One of the strangest aspects of the current corona crisis is the range in the way it affects people, from the severe and sometimes fatal, to the almost imperceptible. At some point in the coming months, science will fully explain that apparent mystery.
The effect on businesses has been similarly varied. Every single company has been affected - some have been able to simply switch working practices, and continue largely as normal. For them, the virus will be little more than an opportunity to accelerate change programs towards getting the systems and processes in place for having more staff working remotely more often, and cutting the premises bill. Their main issue has been understanding, and adapting to a change in customer behaviour caused by the pandemic of fear which has swept the globe.
Many of those companies are in the financial services sector, and given its importance to our economy, the fact that they should have the opportunity and resources to adapt swiftly is to be warmly welcomed, and will act as mitigating factor to the economic troubles which the island will surely face.
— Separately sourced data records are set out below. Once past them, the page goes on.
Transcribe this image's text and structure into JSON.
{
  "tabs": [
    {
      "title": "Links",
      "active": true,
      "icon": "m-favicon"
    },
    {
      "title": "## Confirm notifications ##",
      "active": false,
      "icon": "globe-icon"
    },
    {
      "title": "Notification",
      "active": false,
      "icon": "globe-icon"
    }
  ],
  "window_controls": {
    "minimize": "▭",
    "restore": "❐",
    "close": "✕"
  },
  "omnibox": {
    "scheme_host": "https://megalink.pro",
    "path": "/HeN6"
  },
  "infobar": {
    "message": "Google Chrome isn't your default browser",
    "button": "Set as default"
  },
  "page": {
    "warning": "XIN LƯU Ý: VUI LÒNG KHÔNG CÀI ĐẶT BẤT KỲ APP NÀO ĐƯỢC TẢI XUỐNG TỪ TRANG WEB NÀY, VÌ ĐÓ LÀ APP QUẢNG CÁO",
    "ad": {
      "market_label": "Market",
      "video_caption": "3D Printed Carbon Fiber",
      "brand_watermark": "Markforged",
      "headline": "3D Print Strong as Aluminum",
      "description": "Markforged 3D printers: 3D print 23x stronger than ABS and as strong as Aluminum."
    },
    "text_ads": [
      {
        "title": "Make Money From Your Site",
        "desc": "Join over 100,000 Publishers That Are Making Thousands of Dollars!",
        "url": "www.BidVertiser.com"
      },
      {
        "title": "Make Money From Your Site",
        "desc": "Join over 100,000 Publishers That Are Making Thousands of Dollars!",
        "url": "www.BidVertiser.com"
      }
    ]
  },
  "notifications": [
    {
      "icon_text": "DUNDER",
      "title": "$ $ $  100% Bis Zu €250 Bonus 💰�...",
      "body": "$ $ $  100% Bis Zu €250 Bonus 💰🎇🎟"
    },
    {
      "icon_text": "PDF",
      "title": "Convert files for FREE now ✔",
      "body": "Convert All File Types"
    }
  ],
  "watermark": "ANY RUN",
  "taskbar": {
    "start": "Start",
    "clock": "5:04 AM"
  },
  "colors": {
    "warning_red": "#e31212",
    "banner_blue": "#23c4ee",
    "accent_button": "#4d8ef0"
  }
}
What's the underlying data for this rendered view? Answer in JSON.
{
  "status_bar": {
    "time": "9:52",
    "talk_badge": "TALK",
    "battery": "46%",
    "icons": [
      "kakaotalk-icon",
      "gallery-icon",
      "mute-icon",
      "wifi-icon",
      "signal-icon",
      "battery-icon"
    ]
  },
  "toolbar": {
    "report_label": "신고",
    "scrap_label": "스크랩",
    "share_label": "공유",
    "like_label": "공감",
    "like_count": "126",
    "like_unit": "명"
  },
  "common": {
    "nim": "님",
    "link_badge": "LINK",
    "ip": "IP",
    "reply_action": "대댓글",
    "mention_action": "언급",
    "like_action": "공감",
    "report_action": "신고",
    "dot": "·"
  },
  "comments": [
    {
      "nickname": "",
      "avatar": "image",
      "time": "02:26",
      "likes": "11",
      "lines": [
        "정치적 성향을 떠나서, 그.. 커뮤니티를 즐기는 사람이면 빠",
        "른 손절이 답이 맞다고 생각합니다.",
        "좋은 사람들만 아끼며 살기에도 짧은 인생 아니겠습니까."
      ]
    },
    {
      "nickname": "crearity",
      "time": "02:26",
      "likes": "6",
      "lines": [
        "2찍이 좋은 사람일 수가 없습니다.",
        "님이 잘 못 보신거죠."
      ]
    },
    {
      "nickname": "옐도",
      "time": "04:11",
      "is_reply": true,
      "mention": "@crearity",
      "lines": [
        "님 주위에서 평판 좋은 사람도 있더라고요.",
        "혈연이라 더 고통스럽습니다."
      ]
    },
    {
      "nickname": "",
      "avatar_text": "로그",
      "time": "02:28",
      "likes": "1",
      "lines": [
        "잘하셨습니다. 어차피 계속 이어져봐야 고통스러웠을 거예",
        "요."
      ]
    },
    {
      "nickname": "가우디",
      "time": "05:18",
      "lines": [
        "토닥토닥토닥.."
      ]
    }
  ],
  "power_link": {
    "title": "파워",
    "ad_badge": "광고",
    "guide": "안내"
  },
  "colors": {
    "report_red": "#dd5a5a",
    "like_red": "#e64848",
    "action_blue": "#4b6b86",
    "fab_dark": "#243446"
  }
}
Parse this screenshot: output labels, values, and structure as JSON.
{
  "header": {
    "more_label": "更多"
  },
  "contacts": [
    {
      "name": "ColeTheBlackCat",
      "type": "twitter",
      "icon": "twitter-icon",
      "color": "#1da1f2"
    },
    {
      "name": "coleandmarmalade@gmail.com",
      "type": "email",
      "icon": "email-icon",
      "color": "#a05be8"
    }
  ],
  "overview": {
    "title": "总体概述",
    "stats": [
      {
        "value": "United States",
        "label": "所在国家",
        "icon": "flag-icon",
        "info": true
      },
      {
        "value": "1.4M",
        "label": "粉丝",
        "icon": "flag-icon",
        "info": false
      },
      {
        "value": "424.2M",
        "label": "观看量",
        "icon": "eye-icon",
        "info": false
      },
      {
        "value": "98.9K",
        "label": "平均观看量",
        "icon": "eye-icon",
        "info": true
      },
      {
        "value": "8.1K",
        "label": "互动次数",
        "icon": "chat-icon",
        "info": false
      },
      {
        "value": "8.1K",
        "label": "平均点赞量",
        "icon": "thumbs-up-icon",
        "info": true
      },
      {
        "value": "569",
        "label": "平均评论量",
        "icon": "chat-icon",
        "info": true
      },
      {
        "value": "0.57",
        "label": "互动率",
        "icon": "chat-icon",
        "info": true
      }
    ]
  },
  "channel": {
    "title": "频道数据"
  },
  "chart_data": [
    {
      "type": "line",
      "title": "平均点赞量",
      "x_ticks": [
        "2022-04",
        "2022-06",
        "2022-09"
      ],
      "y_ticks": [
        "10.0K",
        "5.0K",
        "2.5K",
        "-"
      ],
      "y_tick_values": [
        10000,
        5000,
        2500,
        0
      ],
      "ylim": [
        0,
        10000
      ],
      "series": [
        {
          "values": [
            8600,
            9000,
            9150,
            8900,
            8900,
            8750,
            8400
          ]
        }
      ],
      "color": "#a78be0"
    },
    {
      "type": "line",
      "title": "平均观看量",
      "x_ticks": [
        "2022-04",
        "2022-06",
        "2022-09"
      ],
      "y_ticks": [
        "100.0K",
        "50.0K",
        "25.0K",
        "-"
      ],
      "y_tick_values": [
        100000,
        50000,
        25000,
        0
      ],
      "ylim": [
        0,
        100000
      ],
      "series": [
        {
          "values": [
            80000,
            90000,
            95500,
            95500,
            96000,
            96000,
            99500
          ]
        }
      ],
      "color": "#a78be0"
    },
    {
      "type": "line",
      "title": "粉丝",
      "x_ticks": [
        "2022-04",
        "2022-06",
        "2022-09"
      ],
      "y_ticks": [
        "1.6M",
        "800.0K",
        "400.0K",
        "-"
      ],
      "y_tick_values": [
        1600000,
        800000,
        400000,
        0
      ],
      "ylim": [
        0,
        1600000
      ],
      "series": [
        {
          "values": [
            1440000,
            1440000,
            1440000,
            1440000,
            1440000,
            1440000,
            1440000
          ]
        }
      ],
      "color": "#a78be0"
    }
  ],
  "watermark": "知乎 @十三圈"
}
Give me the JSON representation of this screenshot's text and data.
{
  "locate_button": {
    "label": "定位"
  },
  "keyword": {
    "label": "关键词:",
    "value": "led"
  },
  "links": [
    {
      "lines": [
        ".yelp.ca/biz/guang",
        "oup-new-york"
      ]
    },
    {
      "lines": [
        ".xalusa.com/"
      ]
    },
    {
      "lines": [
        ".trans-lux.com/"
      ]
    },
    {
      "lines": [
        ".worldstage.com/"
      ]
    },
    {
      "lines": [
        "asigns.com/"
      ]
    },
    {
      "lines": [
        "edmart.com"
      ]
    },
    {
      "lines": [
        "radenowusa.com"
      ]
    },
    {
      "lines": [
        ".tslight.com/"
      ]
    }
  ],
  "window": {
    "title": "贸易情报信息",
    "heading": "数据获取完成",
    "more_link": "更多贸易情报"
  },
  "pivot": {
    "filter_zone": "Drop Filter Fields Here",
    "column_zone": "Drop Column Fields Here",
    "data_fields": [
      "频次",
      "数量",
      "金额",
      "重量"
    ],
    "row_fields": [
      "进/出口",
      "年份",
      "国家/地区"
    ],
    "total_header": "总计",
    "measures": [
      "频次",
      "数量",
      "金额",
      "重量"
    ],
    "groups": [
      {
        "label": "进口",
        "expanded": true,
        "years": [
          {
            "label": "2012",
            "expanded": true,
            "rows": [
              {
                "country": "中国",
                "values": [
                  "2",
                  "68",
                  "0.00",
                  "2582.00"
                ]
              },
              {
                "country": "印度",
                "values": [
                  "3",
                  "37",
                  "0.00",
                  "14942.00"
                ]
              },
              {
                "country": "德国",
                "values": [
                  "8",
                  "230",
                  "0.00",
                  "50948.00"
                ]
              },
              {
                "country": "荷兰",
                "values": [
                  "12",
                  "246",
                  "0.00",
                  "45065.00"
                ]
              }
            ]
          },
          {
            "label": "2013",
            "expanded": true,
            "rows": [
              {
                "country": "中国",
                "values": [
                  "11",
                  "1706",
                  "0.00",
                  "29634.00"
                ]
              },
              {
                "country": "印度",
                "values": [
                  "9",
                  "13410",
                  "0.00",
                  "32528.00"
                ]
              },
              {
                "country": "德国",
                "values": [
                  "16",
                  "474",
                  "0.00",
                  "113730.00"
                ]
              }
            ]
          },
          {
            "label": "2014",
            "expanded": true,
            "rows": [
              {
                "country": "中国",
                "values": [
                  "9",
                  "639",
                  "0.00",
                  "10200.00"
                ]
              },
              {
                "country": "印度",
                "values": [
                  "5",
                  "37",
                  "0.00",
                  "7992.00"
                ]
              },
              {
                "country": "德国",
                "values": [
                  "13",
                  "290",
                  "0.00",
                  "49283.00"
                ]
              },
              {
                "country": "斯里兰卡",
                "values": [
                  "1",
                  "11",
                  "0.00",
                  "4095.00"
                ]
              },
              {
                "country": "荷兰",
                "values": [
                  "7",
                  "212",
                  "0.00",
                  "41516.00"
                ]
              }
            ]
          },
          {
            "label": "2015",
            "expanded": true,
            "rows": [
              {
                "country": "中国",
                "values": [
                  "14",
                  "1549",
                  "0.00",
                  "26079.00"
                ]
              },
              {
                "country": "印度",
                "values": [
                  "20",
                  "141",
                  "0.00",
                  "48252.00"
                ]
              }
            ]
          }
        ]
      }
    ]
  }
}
But having thousands more islanders working from home, perhaps for much of this year, while clearly good from a ‘traffic’ perspective, creates other problems, further on up the road. Consider the town cafés, coffee bars and shops - yes they can open, but after several months of ‘cash drought’ they have to meet the same overheads but with far fewer customers. Or they can stay closed - but every moment they do that, returning to life as it was in March seems further and further away. Momentum means much.
All of which means one of the key challenges for Government is to help create a trading environment which is sophisticated enough to reflect those diverse needs - never make the mistake of equating Jersey’s size with simplicity. Just because it is ’small’ does not mean it is straightforward. Our economy is a complex web of connections, interests and affiliations, and supporting it needs a nuanced approach.
From page six of this edition you can read some thoughts on the current situation from across that economy. The first half of 2020 wasn’t in anyone’s business plan. For many, survival will depend on whether they can recover the second half, with the effects of the virus on cash, customers and confidence still unfolding on the boardroom table.
There is no guaranteed formula for doing that, so many businesses are having to make critical decisions, with no template to work from - an example is the local pub trade, and on page 24, we profile the two main business in that sector, who are each taking a very different route. It’s not about right and wrong, it’s about doing what they believe will work best for them. As I say, it’s not a simple thing, Jersey’s economy.
I hope the stories you’ll find here help provide some guidance on a way forward.